Knowing their rights when stopped at sobriety checkpoints may help drivers in Virginia protect themselves and avoid getting arrested.

Each year, the number of Virginians arrested for driving under the influence (DUI) in continues to increase. In fact, the Virginia State Police reported approximately 21,019 DUI arrests across the Commonwealth of Virginia in 2017 alone. While many such charges result from routine traffic stops for other traffic infractions, others are the result of getting stopped at sobriety checkpoints. Therefore, it may benefit drivers to understand their rights at a DUI checkpoint in order to help protect themselves from unexpected and damaging arrests.

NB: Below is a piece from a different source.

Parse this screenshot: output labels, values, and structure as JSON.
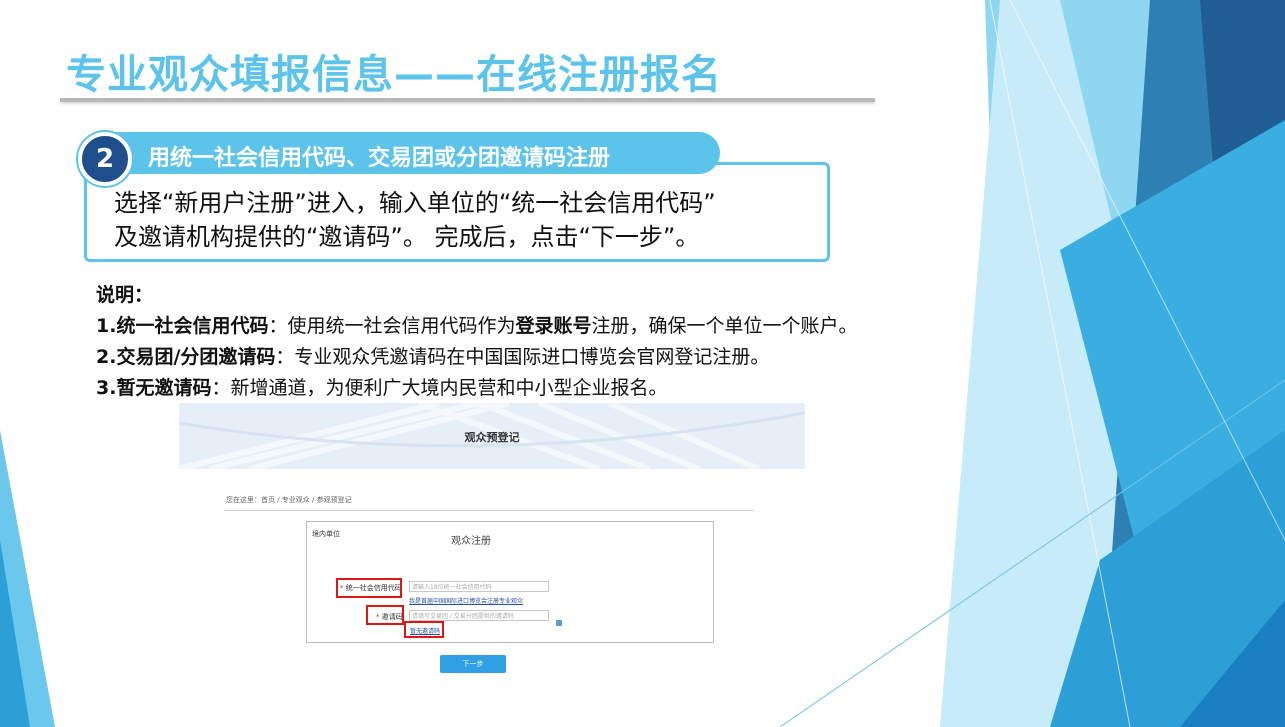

Answering questions

Normally, when a vehicle is stopped at a sobriety checkpoint, the first step taken by law enforcement personnel is to speak to the driver of the vehicle and ask to see their license and registration. Often, during this time, the officer will chat with the driver of the vehicle and ask friendly questions designed to elicit a response from the driver. More often than not, drivers feel obligated to talk with the officer and answer what appear to be rather "innocent" questions not understanding that the officer is actually using this time to see if they can smell the odor of alcohol emanating from the vehicle or from the driver's breath. Citizens are REQUIRED to produce identification for law enforcement during these encounters, but are NOT required to engage in conversation with the police. Citizens should ALWAYS be polite and courteous to the law enforcement officer, but are well within their rights to politely decline to engage in "chit chat".

Performing roadside tests

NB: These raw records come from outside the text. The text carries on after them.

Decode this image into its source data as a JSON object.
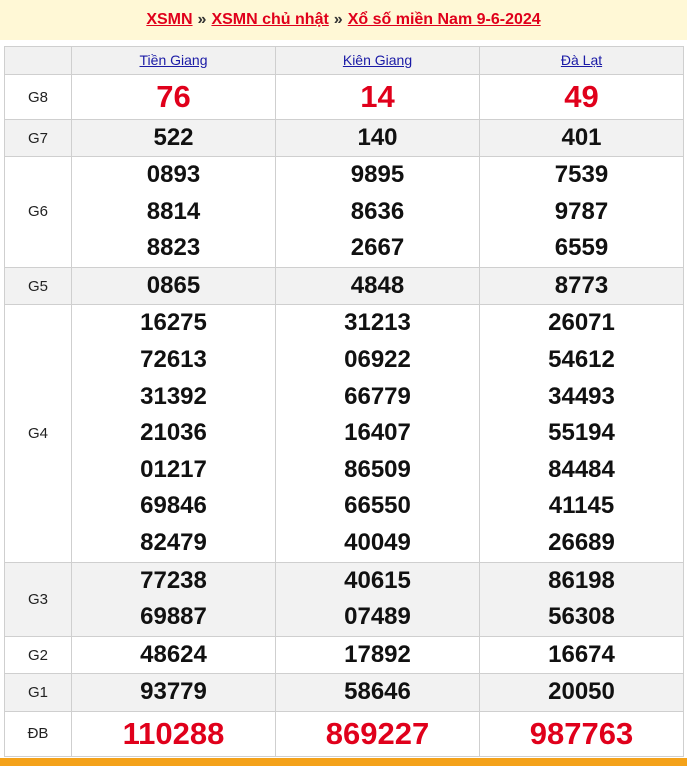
{
  "breadcrumb": {
    "home": "XSMN",
    "sep1": "»",
    "day": "XSMN chủ nhật",
    "sep2": "»",
    "title": "Xổ số miền Nam 9-6-2024"
  },
  "provinces": [
    "Tiền Giang",
    "Kiên Giang",
    "Đà Lạt"
  ],
  "prizes": [
    {
      "label": "G8",
      "style": "big",
      "numbers": [
        [
          "76"
        ],
        [
          "14"
        ],
        [
          "49"
        ]
      ]
    },
    {
      "label": "G7",
      "style": "normal",
      "numbers": [
        [
          "522"
        ],
        [
          "140"
        ],
        [
          "401"
        ]
      ]
    },
    {
      "label": "G6",
      "style": "normal",
      "numbers": [
        [
          "0893",
          "8814",
          "8823"
        ],
        [
          "9895",
          "8636",
          "2667"
        ],
        [
          "7539",
          "9787",
          "6559"
        ]
      ]
    },
    {
      "label": "G5",
      "style": "normal",
      "numbers": [
        [
          "0865"
        ],
        [
          "4848"
        ],
        [
          "8773"
        ]
      ]
    },
    {
      "label": "G4",
      "style": "normal",
      "numbers": [
        [
          "16275",
          "72613",
          "31392",
          "21036",
          "01217",
          "69846",
          "82479"
        ],
        [
          "31213",
          "06922",
          "66779",
          "16407",
          "86509",
          "66550",
          "40049"
        ],
        [
          "26071",
          "54612",
          "34493",
          "55194",
          "84484",
          "41145",
          "26689"
        ]
      ]
    },
    {
      "label": "G3",
      "style": "normal",
      "numbers": [
        [
          "77238",
          "69887"
        ],
        [
          "40615",
          "07489"
        ],
        [
          "86198",
          "56308"
        ]
      ]
    },
    {
      "label": "G2",
      "style": "normal",
      "numbers": [
        [
          "48624"
        ],
        [
          "17892"
        ],
        [
          "16674"
        ]
      ]
    },
    {
      "label": "G1",
      "style": "normal",
      "numbers": [
        [
          "93779"
        ],
        [
          "58646"
        ],
        [
          "20050"
        ]
      ]
    },
    {
      "label": "ĐB",
      "style": "big",
      "numbers": [
        [
          "110288"
        ],
        [
          "869227"
        ],
        [
          "987763"
        ]
      ]
    }
  ],
  "colors": {
    "red": "#e0001b",
    "link_blue": "#1a1aa6",
    "row_grey": "#f2f2f2",
    "banner": "#fff8d6",
    "footer_orange": "#f4a21a"
  }
}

If the officer detects the odor of alcohol coming from the vehicle (or specifically from the driver), the officer may ask the driver to step out of the vehicles and perform field sobriety tests. While a well-trained officer will "ask" the driver to perform the field sobriety tests in such a manner that it seems as if the driver has no choice in the matter, drivers DO have a choice as to whether or not to perform the field sobriety tests. Under Virginia law, field sobriety tests must be VOLUNTARY and cannot be compelled by the law enforcement officer. Therefore, while every citizen should be polite and courteous in doing so, he or she has the absolute right to refuse to perform any and all field sobriety tests offered by the officer. There is nothing illegal or improper about declining to perform field sobriety tests during the DUI checkpoint encounter.

The PBT (Preliminary Breath Test)

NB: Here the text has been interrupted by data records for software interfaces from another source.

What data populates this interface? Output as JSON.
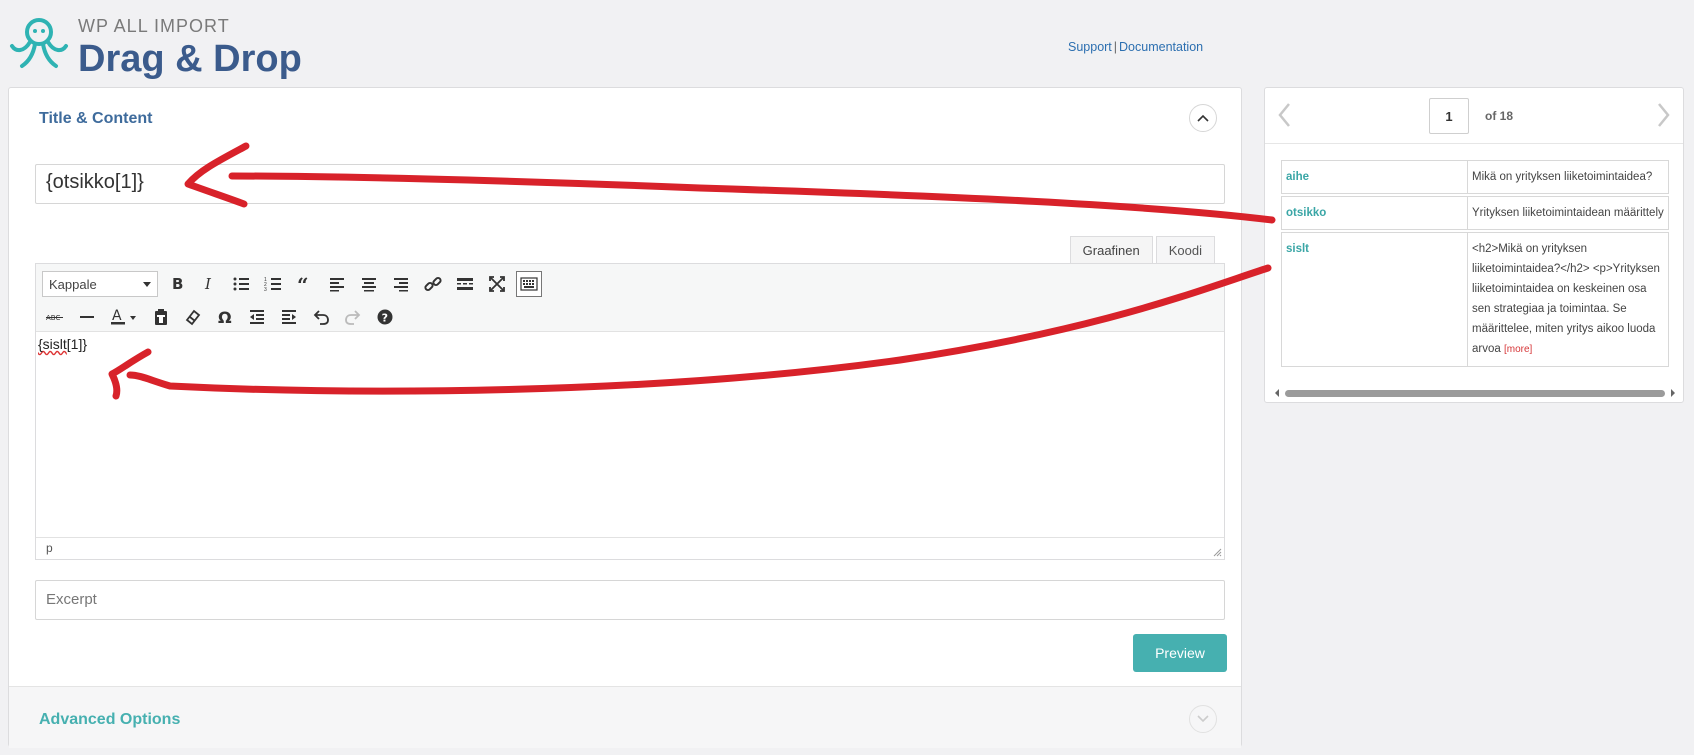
{
  "brand": {
    "sub": "WP ALL IMPORT",
    "title": "Drag & Drop"
  },
  "toplinks": {
    "support": "Support",
    "separator": "|",
    "documentation": "Documentation"
  },
  "panel": {
    "title": "Title & Content",
    "title_field_value": "{otsikko[1]}",
    "tabs": [
      "Graafinen",
      "Koodi"
    ],
    "format_select": "Kappale",
    "editor_content_a": "{sislt",
    "editor_content_b": "[1]}",
    "status_path": "p",
    "excerpt_placeholder": "Excerpt",
    "preview_label": "Preview",
    "advanced_title": "Advanced Options"
  },
  "side": {
    "page": "1",
    "of": "of 18",
    "rows": [
      {
        "key": "aihe",
        "value": "Mikä on yrityksen liiketoimintaidea?"
      },
      {
        "key": "otsikko",
        "value": "Yrityksen liiketoimintaidean määrittely"
      },
      {
        "key": "sislt",
        "value": "<h2>Mikä on yrityksen liiketoimintaidea?</h2> <p>Yrityksen liiketoimintaidea on keskeinen osa sen strategiaa ja toimintaa. Se määrittelee, miten yritys aikoo luoda arvoa",
        "more": "[more]"
      }
    ]
  },
  "colors": {
    "brand_blue": "#3b5b8c",
    "teal": "#46b0b0",
    "annotation_red": "#d8222a"
  }
}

In addition to the more "physical" field sobriety tests, most officers in Virginia are equipped with a PBT (Preliminary Breath Test), which is a handheld device that can be used on the scene of a checkpoint to test the blood alcohol level of the driver. These handheld tests are often "offered" to drivers suspected of driving under the influence. Like the other field sobriety tests, this "test" must be VOLUNTARY and therefore, the driver is legally entitled to decline to take the test. If the driver chooses to provide a breath sample and the reading is .08 or higher, the driver will (almost without exception) be arrested on suspicion of DUI. Generally, it does not matter how well the driver did on the other field sobriety tests because police officers rely heavily (and sometimes exclusively) on the results of this test.

Submitting to chemical testing at the jail

If the driver of the vehicle is arrested by the officer, the driver will be asked to submit to chemical testing to determine their actual blood alcohol concentration levels. Unlike the handheld PBT discussed previously, the device used at the jail to take the breath sample is MUCH larger and complicated. Unlike the PBT, a driver arrested on suspicion of DUI CANNOT decline to provide a breath sample at the jail once arrested. Under Virginia's implied consent law, anyone who operates a motor vehicle in the state is determined to have agreed to give a breath or blood sample to determine the person's blood alcohol level. Drivers do NOT have a choice as to whether they want to provide a breath or blood sample and must give a breath sample if requested. Drivers who refuse to provide a sample after being legally arrested can face additional charges and penalties including the loss of their driving privileges.

Obtaining legal representation

Whether it is their first arrest, or they have been charged with alcohol-related offenses before, drunk driving charges can have serious implications for the citizens of the Commonwealth. In addition to facing possible fines and jail time, such arrests may have adverse impacts on both their personal lives and professional opportunities. It is strongly suggested that individuals arrested for DUI after a sobriety checkpoint seek legal counsel immediately. A skilled and experienced lawyer may help them craft a strong defense that can sometimes lessen or mitigate the effects of the charges.